Kent Stitt defaulted on a number of promissory notes to RCB Bank and defaulted on the note to Keith Stitt. Both RCB Bank and Keith Stitt sued Kent Stitt for the unpaid promissory notes and to foreclosure their mortgages on the Washington County property. Following dueling motions for summary judgment, the trial court found that RCB Bank’s mortgage lien was superior to Keith’s mortgage lien and that RCB Bank was entitled to be satisfied first (on the note secured by the mortgage and on all notes under the guaranty agreement) from the sale of the mortgaged Washington County property. The trial court also ruled that RCB Bank was not required to marshal Kent Stitt’s assets in order to resort to other property on which it holds a mortgage before resorting to the Washington County property. Keith Stitt appealed.
|Standard of Review:||Ruling from summary judgment are reviewed de novo.|
|The central issue in the appeal is whether the district court erred when it determined that RCB Bank’s mortgage was superior to Keith Stitt’s mortgage an also whether the Bank was entitled to satisfy the entire amount of its judgment (including on notes covered by the cross-collateralizing guaranty agreement) before any proceeds of the sale of the Washington County property would be distributed to Keith Stitt. |
First, the Bank recorded its mortgage on the Washington County property prior to the time Keith Still recorded his mortgage on the same property. There is nothing in the record suggesting that the Bank had actual notice of Keith Stitt’s mortgage at the time it agreed to loan Kent Stitt the funds secured by the mortgage at issue. Because the Bank recorded its mortgage first (even though Keith Stitt’s mortgage predates the Bank’s mortgage), the Bank’s lien has priority.
Second, Marshaling of assets is an equitable doctrine designed to achieve fairness in the distribution of a debtor’s assets among secured creditors. Marshaling is codified in Oklahoma by 24 O.S. § 4 and 42 O.S. § 17. In order for marshaling to apply, three conditions must be met; there must be (1) two or more secured creditors of a common debtor, (2) two or more funds belonging to the common debtor, and (3) a senior creditor who has the right to resort to more than one fund and a junior creditor who has the right to only one.
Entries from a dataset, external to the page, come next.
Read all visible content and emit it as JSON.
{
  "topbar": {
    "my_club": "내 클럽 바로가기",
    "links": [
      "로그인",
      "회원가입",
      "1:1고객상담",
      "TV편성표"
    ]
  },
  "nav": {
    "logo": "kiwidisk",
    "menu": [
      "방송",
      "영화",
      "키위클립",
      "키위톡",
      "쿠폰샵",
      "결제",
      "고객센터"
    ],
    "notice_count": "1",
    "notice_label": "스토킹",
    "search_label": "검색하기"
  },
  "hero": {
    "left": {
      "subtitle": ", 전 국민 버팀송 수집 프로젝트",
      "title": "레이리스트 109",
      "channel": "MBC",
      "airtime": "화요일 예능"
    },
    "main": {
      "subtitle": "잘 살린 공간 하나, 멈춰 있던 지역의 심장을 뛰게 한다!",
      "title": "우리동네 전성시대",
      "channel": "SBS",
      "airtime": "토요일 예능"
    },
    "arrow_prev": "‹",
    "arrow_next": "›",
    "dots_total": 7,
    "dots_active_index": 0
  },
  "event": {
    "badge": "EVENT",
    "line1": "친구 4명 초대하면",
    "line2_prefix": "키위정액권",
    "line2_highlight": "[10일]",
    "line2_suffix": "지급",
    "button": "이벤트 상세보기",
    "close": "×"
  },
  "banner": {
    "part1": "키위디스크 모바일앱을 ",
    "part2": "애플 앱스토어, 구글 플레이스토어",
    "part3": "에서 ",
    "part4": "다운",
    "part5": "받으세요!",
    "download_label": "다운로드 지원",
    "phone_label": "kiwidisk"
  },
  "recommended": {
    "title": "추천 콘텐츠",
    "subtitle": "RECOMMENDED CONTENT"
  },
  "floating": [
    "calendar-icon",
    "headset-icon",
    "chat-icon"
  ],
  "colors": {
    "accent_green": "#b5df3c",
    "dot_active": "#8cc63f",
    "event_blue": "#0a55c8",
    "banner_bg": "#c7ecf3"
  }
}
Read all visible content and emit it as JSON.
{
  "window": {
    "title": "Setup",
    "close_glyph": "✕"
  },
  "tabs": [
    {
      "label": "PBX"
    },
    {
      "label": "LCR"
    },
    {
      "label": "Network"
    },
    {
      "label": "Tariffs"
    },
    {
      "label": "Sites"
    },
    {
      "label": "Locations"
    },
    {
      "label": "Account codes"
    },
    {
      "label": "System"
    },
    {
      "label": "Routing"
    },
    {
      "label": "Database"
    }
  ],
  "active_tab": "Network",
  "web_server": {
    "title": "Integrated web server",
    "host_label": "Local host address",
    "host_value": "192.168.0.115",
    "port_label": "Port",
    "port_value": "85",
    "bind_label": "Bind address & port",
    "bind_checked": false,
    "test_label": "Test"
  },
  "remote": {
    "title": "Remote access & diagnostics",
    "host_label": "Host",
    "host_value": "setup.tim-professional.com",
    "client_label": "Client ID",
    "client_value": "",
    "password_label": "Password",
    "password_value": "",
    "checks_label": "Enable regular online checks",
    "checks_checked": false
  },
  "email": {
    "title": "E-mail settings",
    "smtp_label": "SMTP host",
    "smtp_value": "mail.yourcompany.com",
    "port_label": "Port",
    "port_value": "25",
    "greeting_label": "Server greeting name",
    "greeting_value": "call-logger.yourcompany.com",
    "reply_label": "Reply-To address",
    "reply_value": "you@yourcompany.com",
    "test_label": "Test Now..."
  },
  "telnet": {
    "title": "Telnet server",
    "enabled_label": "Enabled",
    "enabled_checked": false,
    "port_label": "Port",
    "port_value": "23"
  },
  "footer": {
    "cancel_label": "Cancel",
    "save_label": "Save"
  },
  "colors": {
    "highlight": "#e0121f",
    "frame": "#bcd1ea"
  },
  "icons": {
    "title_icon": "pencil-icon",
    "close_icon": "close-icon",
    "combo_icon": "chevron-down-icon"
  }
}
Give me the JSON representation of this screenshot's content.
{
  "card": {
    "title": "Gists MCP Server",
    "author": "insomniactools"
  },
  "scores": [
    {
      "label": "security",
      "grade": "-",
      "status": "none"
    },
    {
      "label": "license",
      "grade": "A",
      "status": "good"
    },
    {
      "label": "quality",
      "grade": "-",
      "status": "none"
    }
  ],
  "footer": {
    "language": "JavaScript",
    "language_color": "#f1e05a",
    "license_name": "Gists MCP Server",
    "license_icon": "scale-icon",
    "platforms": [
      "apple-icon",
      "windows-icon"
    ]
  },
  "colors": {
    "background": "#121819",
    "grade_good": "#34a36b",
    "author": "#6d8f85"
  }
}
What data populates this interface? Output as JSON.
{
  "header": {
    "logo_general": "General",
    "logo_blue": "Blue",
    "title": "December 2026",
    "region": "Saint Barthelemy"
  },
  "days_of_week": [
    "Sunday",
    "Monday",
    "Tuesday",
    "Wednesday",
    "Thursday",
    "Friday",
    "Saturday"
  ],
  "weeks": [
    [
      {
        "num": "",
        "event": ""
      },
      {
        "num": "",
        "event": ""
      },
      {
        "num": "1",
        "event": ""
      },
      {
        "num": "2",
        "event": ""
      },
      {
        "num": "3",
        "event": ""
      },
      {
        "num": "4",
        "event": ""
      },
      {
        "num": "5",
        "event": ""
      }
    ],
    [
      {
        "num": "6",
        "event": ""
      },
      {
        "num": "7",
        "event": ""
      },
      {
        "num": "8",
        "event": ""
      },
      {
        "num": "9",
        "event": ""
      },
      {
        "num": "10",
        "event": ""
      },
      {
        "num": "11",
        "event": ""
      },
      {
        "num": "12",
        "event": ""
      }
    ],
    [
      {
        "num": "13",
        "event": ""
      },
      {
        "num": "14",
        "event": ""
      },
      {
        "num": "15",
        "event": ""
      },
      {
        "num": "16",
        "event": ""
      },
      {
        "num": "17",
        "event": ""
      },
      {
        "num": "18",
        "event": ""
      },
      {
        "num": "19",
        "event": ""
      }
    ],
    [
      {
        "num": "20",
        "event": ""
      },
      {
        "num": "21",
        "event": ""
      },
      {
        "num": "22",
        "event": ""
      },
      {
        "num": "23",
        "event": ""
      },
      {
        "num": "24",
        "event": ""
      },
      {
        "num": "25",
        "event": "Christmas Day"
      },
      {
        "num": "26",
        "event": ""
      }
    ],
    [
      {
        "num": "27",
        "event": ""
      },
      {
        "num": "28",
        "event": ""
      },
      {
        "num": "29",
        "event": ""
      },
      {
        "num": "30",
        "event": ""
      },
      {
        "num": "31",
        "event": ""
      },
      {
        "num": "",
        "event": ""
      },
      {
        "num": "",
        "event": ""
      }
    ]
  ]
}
In this case, there is no common debtor. The Bank’s debtor is Kent Stitt individually, not the Trust. With respect to the Bank, the Trust is a surety. With respect to Keith Stitt, the debtor is the Trust. For that reason, Keith Still has failed to meet the first two requirements of the marshaling test. Keith Stitt’s marshaling argument is an attempt to invoke an equitable solution for what is essentially a contract issue. The Bank’s right to foreclose on the Washington County property is, in the first instance, a matter of contract law (the cross-collateralizing terms in the guaranty agreement executed by the Trust). Where the parties rights are clearly defined and established by law, equity has no power to change or unsettle their rights. The Bank is entitled to satisfy its entire judgment from the Washington County property.
|Vote:||3-0CONCUR: Wiseman, C.J. (sitting by designation), Barnes, P.J.,and Fischer (author).|
|Other:||Petition for certiorari denied 6-3. J. Rowe wrote in his dissent that he would grant cert to address the marshaling issue.|